It’s been very busy on my end over the past month. I released my second podcast, published my first flash-read on Amazon, and have crisscrossed the country. Despite all of the good stuff, those who aren’t fans of mine capitalized on some mistakes that were made under my watch.

As a superintendent, the buck stops with me.  I am responsible for everything that happens under the time I am there. I’m also responsible for giving and getting the best possible education for students. I’m not perfect, and I will never pretend to be, but I will say there is truth in that the higher you climb up the leadership ladder, the bigger target you become.

With being so busy, I hired a media group to take care of my social media and my online presence. I was online from time to time, but I also have twins that just turned two and am making presentations all over the country, so I didn’t bother with it.  What could go wrong, right (note –  sarcasm)? Well…for me, all of it.  In talking about some future projects, the person took that information and misrepresented me online. Not cool at all. It eventually turned into a local news story, and before I knew it, I had to start playing defense.  I looked like a fool. Had I not corrected any of it, who knows what this would have become?

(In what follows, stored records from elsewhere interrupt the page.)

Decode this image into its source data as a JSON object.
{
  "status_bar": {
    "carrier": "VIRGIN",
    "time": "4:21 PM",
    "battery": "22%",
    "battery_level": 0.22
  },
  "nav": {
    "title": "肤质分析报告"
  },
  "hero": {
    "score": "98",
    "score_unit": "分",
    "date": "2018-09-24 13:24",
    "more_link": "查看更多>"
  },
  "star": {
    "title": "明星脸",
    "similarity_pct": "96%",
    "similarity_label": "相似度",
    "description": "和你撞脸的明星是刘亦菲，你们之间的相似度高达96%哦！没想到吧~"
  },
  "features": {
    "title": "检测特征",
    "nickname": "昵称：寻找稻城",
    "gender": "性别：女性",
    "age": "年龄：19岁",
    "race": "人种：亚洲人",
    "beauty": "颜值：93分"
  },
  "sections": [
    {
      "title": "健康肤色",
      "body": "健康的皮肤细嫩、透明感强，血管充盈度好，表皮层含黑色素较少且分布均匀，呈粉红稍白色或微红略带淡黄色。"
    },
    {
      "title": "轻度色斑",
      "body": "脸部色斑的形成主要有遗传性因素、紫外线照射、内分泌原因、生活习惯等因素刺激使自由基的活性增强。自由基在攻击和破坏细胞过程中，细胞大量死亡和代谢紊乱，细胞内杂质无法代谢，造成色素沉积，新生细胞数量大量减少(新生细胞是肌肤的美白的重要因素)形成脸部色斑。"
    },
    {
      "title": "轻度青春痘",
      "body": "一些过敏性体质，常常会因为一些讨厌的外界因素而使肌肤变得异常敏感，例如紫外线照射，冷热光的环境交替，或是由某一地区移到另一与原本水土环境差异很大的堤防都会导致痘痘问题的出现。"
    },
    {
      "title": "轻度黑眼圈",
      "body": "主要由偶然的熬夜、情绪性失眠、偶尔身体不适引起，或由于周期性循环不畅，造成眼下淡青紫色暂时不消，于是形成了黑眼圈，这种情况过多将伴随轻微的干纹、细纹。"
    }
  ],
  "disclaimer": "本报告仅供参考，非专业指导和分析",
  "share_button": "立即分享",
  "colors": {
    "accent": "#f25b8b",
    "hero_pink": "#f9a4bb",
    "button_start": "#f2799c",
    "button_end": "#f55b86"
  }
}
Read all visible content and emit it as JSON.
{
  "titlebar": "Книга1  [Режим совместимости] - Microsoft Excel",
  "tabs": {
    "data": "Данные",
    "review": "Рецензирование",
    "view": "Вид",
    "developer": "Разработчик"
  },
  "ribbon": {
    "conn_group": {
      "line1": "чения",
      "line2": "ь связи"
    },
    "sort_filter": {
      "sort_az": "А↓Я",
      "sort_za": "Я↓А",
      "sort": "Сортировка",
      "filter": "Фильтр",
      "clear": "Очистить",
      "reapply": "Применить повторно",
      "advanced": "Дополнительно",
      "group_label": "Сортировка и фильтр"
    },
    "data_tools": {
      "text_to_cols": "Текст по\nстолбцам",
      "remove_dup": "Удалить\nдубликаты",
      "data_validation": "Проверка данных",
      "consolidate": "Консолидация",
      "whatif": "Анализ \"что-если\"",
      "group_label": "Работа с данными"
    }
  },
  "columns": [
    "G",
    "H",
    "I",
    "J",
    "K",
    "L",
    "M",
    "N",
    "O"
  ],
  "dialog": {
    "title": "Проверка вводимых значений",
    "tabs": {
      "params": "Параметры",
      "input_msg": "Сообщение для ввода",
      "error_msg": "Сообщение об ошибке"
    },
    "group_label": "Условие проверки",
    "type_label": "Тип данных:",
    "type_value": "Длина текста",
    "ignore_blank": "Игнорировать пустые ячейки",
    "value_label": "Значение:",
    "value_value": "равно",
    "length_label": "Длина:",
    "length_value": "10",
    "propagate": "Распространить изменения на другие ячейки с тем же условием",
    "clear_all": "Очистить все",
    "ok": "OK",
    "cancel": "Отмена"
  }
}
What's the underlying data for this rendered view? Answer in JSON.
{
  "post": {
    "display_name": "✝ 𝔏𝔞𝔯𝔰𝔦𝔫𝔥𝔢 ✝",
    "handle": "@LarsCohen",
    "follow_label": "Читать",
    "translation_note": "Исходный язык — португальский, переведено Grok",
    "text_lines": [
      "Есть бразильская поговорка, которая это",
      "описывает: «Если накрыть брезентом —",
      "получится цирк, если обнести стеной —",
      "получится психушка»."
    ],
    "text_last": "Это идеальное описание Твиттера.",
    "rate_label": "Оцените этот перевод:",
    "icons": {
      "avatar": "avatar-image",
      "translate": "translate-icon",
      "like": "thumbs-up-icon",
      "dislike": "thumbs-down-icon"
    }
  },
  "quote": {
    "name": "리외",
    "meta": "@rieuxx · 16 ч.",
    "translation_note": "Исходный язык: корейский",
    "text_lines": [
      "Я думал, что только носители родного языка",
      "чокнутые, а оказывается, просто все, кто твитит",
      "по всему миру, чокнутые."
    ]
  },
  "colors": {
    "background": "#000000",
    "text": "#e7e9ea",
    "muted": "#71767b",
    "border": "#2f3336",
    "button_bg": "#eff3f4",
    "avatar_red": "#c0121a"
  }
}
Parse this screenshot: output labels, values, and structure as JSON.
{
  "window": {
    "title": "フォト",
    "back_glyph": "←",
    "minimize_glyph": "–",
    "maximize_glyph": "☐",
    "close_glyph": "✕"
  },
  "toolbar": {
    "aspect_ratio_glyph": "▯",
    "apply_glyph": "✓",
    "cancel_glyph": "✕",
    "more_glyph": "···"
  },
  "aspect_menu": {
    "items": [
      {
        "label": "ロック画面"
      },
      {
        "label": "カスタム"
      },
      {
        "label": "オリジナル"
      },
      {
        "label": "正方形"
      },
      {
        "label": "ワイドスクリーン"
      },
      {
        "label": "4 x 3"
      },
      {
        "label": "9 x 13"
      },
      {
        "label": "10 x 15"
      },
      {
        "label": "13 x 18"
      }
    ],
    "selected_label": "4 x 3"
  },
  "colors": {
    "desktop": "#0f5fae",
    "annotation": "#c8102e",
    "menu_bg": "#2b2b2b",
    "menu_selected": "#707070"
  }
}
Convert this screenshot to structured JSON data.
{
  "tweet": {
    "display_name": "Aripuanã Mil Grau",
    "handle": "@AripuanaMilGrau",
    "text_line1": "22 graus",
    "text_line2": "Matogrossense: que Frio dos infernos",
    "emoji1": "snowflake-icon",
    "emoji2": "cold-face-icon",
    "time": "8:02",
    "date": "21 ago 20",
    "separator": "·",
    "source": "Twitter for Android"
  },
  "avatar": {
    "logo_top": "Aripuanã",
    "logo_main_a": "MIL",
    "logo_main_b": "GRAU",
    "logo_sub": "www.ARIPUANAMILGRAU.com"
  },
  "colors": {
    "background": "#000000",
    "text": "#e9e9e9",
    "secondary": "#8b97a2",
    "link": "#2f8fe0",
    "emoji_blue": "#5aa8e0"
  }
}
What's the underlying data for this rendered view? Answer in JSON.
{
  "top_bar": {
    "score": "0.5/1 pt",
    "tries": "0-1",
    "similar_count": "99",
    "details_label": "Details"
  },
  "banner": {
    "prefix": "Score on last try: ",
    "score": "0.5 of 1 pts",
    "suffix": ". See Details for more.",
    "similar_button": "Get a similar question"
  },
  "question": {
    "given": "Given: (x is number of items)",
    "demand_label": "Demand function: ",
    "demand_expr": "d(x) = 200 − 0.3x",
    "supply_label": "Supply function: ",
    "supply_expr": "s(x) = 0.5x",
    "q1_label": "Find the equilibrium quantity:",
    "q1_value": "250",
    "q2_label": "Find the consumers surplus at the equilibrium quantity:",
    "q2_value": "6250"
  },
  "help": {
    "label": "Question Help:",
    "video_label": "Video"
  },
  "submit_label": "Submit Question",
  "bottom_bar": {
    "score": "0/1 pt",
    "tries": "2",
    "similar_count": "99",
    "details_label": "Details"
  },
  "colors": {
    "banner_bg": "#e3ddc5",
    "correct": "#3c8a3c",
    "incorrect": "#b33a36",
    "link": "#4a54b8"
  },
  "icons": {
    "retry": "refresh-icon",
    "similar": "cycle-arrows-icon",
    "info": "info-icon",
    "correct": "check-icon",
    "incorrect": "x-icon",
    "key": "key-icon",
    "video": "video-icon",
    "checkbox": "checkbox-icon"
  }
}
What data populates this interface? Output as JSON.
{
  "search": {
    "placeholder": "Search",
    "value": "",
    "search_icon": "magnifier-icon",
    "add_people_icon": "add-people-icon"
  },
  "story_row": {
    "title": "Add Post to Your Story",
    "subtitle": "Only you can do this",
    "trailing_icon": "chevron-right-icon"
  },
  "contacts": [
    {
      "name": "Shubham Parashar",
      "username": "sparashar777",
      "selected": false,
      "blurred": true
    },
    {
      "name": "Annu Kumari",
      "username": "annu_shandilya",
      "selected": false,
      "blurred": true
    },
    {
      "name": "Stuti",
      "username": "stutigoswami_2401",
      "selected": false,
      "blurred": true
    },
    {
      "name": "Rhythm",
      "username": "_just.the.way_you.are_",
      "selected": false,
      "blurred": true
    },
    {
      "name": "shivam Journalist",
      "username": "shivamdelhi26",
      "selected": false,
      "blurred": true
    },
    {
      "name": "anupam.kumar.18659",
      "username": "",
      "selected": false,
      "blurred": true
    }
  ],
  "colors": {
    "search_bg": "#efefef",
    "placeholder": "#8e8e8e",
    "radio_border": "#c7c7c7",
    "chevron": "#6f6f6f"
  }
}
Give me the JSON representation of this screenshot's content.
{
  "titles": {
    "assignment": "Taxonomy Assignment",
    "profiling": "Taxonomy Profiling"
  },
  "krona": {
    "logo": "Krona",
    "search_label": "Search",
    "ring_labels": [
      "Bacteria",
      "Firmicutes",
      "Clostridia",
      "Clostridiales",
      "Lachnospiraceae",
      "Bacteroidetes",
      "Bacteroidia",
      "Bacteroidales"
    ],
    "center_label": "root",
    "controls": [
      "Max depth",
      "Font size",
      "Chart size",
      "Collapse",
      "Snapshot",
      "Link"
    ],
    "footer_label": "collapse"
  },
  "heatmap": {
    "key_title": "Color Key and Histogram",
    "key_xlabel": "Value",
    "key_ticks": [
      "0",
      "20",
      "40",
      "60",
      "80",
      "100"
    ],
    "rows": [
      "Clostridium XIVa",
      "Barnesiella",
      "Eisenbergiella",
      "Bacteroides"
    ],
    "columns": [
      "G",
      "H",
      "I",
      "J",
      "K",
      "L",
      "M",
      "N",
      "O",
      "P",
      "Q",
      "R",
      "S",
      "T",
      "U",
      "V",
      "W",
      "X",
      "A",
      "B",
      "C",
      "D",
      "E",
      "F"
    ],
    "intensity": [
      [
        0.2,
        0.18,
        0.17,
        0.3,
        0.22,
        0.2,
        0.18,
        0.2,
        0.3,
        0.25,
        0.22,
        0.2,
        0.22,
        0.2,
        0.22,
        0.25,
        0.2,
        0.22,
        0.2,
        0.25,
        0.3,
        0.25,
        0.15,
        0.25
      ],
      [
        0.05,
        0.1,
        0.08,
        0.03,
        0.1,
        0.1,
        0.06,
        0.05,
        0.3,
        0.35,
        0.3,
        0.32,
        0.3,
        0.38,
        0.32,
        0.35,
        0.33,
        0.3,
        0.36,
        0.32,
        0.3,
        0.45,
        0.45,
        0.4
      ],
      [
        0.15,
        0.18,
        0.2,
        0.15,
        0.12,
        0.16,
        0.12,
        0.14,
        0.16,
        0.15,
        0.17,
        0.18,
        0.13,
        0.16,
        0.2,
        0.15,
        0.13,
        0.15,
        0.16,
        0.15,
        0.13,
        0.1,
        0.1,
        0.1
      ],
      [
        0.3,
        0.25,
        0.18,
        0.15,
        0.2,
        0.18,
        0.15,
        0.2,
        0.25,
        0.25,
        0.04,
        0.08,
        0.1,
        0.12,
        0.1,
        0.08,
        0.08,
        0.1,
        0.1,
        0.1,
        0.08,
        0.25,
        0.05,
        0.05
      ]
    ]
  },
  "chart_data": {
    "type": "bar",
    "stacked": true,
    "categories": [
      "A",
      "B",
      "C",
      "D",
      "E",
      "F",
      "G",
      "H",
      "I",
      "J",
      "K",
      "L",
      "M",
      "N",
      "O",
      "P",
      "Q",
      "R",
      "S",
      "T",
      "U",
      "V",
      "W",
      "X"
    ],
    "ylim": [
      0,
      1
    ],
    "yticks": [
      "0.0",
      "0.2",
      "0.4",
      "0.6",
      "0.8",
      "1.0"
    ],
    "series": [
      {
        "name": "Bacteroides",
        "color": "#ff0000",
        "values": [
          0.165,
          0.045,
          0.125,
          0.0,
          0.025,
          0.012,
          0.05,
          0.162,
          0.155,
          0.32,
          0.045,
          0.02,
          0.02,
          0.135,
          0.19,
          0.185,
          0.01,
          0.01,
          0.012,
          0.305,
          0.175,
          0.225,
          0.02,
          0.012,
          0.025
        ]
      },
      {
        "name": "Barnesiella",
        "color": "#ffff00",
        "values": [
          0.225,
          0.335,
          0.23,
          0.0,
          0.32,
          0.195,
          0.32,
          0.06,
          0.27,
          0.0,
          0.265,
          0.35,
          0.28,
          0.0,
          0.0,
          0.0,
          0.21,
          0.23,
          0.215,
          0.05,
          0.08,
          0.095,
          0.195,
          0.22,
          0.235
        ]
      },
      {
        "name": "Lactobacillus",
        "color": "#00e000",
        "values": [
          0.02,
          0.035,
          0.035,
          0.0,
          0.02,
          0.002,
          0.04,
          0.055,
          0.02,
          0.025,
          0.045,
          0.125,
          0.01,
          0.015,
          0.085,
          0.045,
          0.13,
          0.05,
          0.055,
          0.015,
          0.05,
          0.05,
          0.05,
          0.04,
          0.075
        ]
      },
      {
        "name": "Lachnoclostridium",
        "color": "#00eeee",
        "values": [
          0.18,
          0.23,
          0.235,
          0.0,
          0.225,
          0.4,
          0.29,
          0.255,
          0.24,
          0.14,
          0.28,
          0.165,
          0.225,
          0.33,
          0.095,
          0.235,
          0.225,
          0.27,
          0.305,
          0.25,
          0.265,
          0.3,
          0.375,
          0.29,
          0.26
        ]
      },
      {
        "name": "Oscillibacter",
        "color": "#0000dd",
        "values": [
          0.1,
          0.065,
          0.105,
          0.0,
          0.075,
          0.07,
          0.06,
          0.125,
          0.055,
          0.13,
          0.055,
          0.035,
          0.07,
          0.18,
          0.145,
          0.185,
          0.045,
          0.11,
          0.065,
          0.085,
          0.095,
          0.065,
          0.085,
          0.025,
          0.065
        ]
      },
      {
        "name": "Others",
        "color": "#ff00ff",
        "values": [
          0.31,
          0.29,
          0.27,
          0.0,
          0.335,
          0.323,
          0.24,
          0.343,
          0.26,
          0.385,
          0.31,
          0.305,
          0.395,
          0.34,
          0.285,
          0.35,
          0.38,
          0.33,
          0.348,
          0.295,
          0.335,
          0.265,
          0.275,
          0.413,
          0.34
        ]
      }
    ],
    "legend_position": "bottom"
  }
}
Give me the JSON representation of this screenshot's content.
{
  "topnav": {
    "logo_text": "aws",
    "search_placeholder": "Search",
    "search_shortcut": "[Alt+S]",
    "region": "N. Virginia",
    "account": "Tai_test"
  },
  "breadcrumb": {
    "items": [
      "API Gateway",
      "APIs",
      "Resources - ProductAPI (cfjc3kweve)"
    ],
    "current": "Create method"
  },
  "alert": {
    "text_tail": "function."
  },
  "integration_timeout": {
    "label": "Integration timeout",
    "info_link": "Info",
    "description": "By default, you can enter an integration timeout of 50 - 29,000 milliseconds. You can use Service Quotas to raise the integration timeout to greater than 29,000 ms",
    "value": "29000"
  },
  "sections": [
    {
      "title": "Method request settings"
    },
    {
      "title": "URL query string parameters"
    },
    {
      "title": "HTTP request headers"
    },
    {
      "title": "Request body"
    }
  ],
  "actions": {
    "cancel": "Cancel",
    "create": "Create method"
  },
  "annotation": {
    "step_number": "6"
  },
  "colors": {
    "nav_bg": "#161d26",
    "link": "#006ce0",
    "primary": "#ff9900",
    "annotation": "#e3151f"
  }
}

I fired the company and hired a new firm to handle this. They did, and we move on, right?

...
Last modified on

Posted by on in Early Childhood

2e1ax elegantwhite entry raw emotion 1

This isn’t news for any teacher of young children anywhere. We’ve all experienced it. Four-year-old Carter is a good listener, follows the rules (mostly- he’s 4!), and gets along with the other children. Then, at day's end, Mom arrives and a crazy transformation takes place. For Carter, rules are forgotten, as well as his inside voice and gentle touches. Sometimes there’s whining and even crying, with no apparent trigger.

Mom is at once upset and embarrassed, wondering how in the world his teachers have been dealing with this all day long. When she’s told he has been really good up until right now, Mom looks askance in disbelief. But, it’s true. And, instead of letting Mom feel horrible about causing an uproar, the teacher can explain what’s really happening here.

So, the next time she and the teacher have the opportunity to sit down for a minute, there first needs to be some reassurance. This behavior is normal. Really.

“But why is he doing that?” Well, it’s all about the relationship she has with her child. It is how he perceives his mother. She is his safe place… the one who loves him unconditionally, whether well-behaved or out of control. Mom is the one he can bring all his problems to. She’ll take that baggage and make it go away.

...
Last modified on

Posted by on in Social Emotional Learning
Screen-Shot-2017-04-20-at-10.15.39-AM.png

We have some time before the ferry departure, so we stop at a little cafe on Captiva Island to fuel up. We get our orders and sit at the shabby table outside. Next to us, headset on and phone in hand, a tanned local man in his 50's is making one business phone call after another. How nice must it be to live in paradise, own a business, and do office at a coffee shop located just down the road from the spacious house you live in I thought.

As we're sipping our cappuccinos brainstorming ways to fend off any alligators we might encounter on Kayo Costa, the man stands up, walks toward, and rejoins his wife and two teenage Yankee cap wearing daughters eating breakfast at the restaurant next door, and I realize he's not a local at all. He's a husband and a father on vacation in Florida with his family.

"Wow," I say to my wife. "That guy's on vacation with his family making business phone call after phone call while they eat breakfast without him."

"I've seen several such families already," replies Kasia in her unsurprised psychologist voice.

"Damn. That's pretty sad," I conclude and I take another sip of the frothy milk topped bliss.

...
Last modified on